After returning from Oktoberfest a few years ago, Steve New was surprised to find a tipsy college student standing in his kitchen. Pointing to the back door, New asked him to leave and the man complied, but not before turning around and saying, “This is the weirdest house I’ve ever been in.”
Even by sober standards, New’s 20th and State Street home is a sight to behold, a colorful shrine to peace, love and happiness among a row of traditional homes. The facade is sided in bark, with bright yellow lettering along the fascia: “Life isn’t about waiting for the storm to pass, it’s about learning to dance in the rain.”
Whimsy is a way of life for New, his decor a reflection of his liberal beliefs and adventurous spirit. Peace signs and peace doves are featured prominently inside and out, as are flowers, butterflies and quirky crafts, including a massive tin spider, with a hand-painted smiley face, perched on the roof. A newly acquired Amish buggy is parked in the yard and serves as a planter, as do a wishing well and barrel swing.
“Most people get a kick out of it,” said New, 67, seated at his dining room table as incense burned and sitar music played in the background. “People are curious. I guess they like the difference of this house compared to the rest. When I moved in, it was like every other house in the neighborhood.”
A lifelong resident of La Crosse who has held jobs ranging from custodian to surgical technician and currently works for Enterprise Rent-A-Car, the home is the first New has owned, and he immediately dove into decorating, starting simple with a split-rail fence 10 years ago and working his way up to a giant smiley face and Pippi Longstocking portrait on the chimney.
“Pippi is my hero,” explained New, whose license plate reads “Pippi.” “Independent, quirky — two of the greatest assets a person can have. I think she’s fascinating. I know she’s only make believe, but I think the character is fascinating.”

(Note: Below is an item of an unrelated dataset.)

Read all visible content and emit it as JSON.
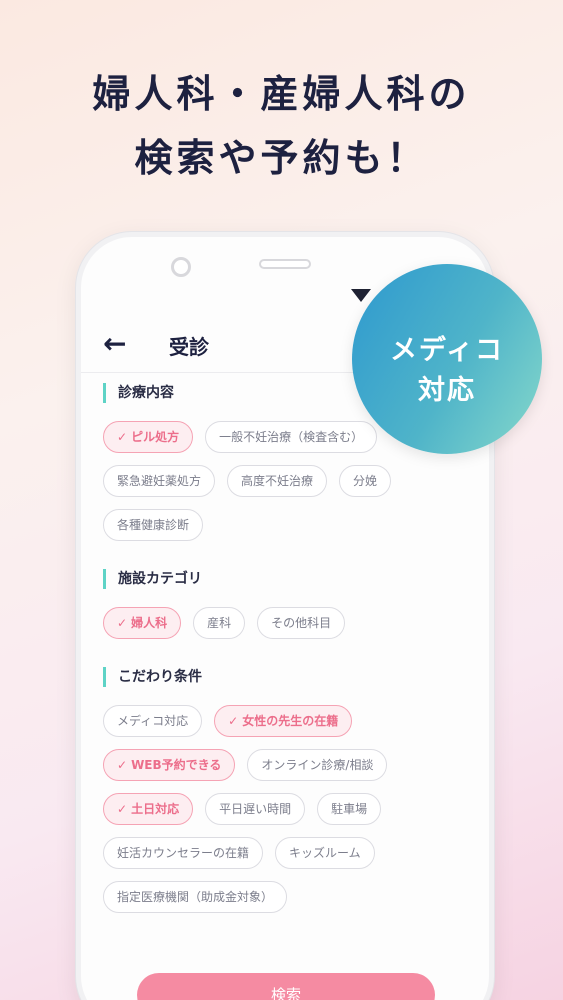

New also has a fondness for tropical and jungle themes, with tiki torches, bamboo curtains and animal print tapestries in the living room, and African masks and carvings hung on the dining room wall. A mannequin with the head of a horse is wrapped in a Mardi Gras boa and holds a stuffed monkey, and quotes can be found everywhere, including atop a large photo of New in a tandem skydive.
“’You skydive not to escape life, but to keep life from escaping you,’” New recited. “I’m afraid of heights. I simply did it because of the challenge.”
New has always sought out excitement, and chose the freedom to travel over marriage and having a family. New has lived in Australia and worked on an off-shore oil rig in Scotland and at the King Faisal Specialist Hospital in Saudi Arabia, and volunteered on a kibbutz in Israel, identifying with the quest for peace though raised Lutheran himself. His bucket list includes visiting India and Morocco, preferably as part of a trip around the world.
“I have a wanderlust for travel,” New said. “I wish I had two lives — I’d like to be happily married, but I decided to choose travel, and I think I made the right choice.”
New describes himself as both a hippie and very open-minded, attributes he credits to his upbringing.
“My parents gave me a lot of leeway when I was young. I appreciated that,” New said. “I’m heavily influenced by my mother. She was a peace activist.”
New considers his home a statement of peace in the tempestuous political climate. His outdoor flag of a crying Statue of Liberty is a nod to Trump’s presidency, and he plans to rotate back in his various anti-Trump paraphernalia, though room is becoming scarce.
“I’m running out of space,” New said. “I might have to get a bigger house.”
Despite his wealth of possessions, New can quickly pinpoint his favorite: a framed photo of his mother wearing a butterfly necklace, a Christian symbol of resurrection and a reflection of the free spirits of mother and son.
“If it came down to one thing, this is it,” New said of the picture. “I believe (the saying) is, ‘Here on Earth, you’re in a cocoon, and when you die you’re a butterfly ... you’re free, you’re free.’”